Harmonix-Rock Band 3 with new Fender Squier and Mustang Guitar Controllers
Miller Puckette (UCSD), latest and greatest MAX/MSP and pd extensions/demos
Adam Boulanger (MIT Media Lab), Musica Early Detection System for Alzheimer’s disease
Echo Nest demo
iZotope demo
Sourcetone demo

Berry Vercoe, Synapse (1976) for amplified viola and prerecorded electronics
Richard Boulanger/Vercoe, Synaptogenesis (Synapse remix, 2011) for live electronics
Keeril Makan, Zones d’Accord (2002) for cello solo, acoustic based on electronics
Peter Whincop, Asyndenton (2011) for live electronics
Evan Ziporyn, Belle Labs (2006) for violin, bass clarinet and Heliphon, from Ensemble Robot
Robert Rowe, Cigar Smoke (2004) for clarinet and interactive electronics
Mary Farbood, Gray Light (2011) for piano, composed with Hyperscore software
Tod Machover, Spheres and Splinters (2010) for hypercello and interactive visuals
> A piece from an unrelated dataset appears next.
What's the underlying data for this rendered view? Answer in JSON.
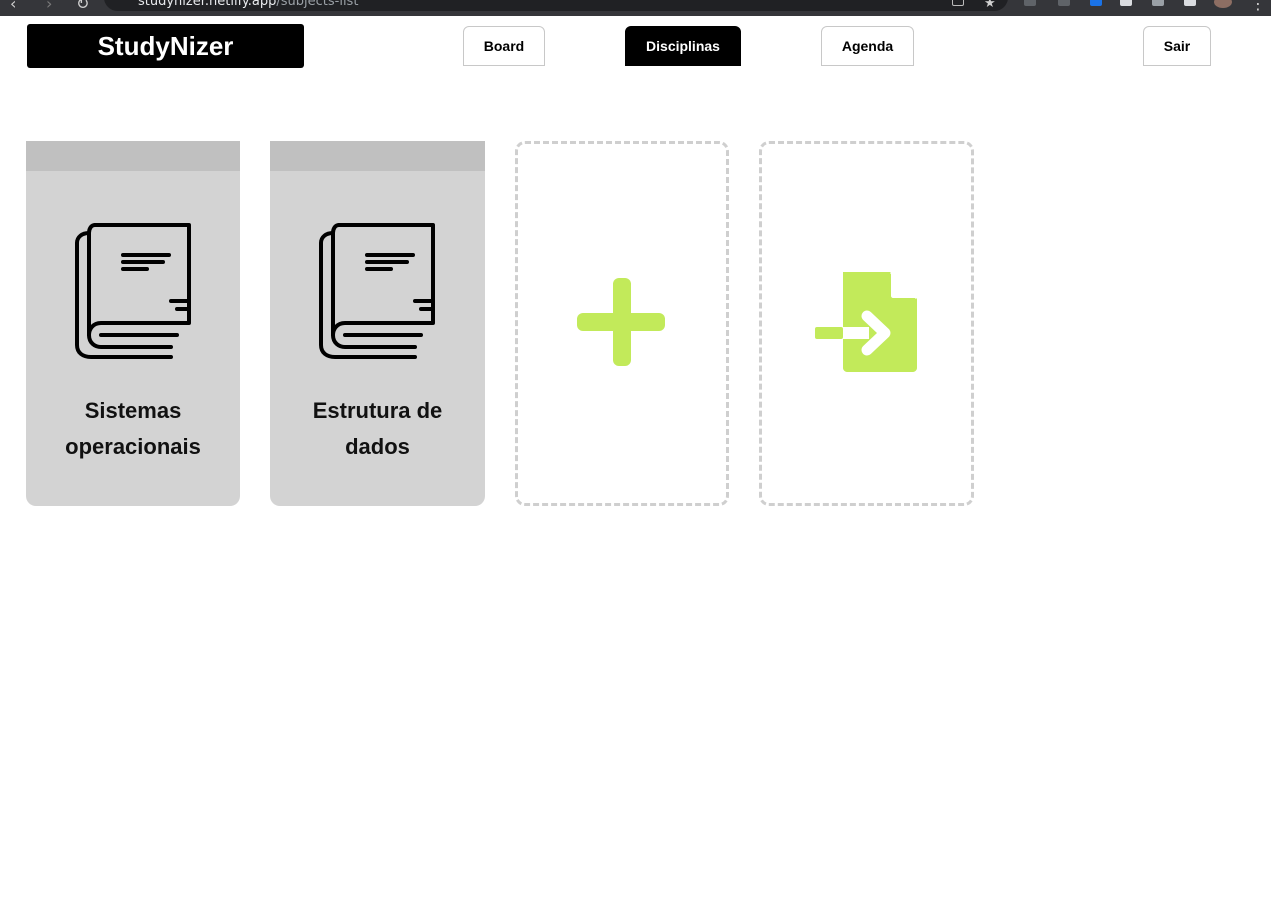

Tod Machover

Tod Machover, Chair of the FAST Steering Committee
Co-curator of Music Machines Exploration and Celebration
February 5, 2011 Professor of Music and Media at MIT Media Lab since its founding in 1985, Tod Machover has been described as “America’s Most Wired Composer” by the Los Angeles Times. His music, which includes several operas in addition to Death and the Powers, has been acclaimed for breaking traditional artistic and cultural boundaries, offering a unique and innovative synthesis of acoustic and electronic sound. Machover is the inventor of many new technologies for music, most notably his hyperinstruments, which use smart computers to augment musical expression and creativity. He has designed these instruments for some of the world’s greatest musicians, from Yo-Yo Ma to Prince, as well as for the general public and for children. His latest opera, Death and the Powers, will receive its U.S. premiere March 18 – 25 at Boston’s Cutler Majestic Theater, presented by the American Repertory Theater.



Joseph Paradiso

Joseph Paradiso, Co-curator of the Music Machines Exploration and Celebration
February 5, 2011Joseph Paradiso is Associate Professor of Media Arts and Sciences at MIT, and director of the Responsive Environments group in the Media Lab. In addition, he co-directs the Things That Think Consortium, which explores the extreme fringe of embedded computation, communication, and sensing. A high-energy physicist, he joined the Media Lab in 1994 after several years conducting research at CERN, the Draper Laboratory, and the Superconducting Supercollider. In addition to his academic interests, Paradiso has been designing electronic music synthesizers and composing electronic music since 1975, and has long been active in the avant-garde music scene as a producer of electronic music programs for non-commercial radio. He has designed and built one of the world’s largest modular synthesizers, and has designed MIDI systems for internationally known musicians such as Pat Metheney and Lyle Mays.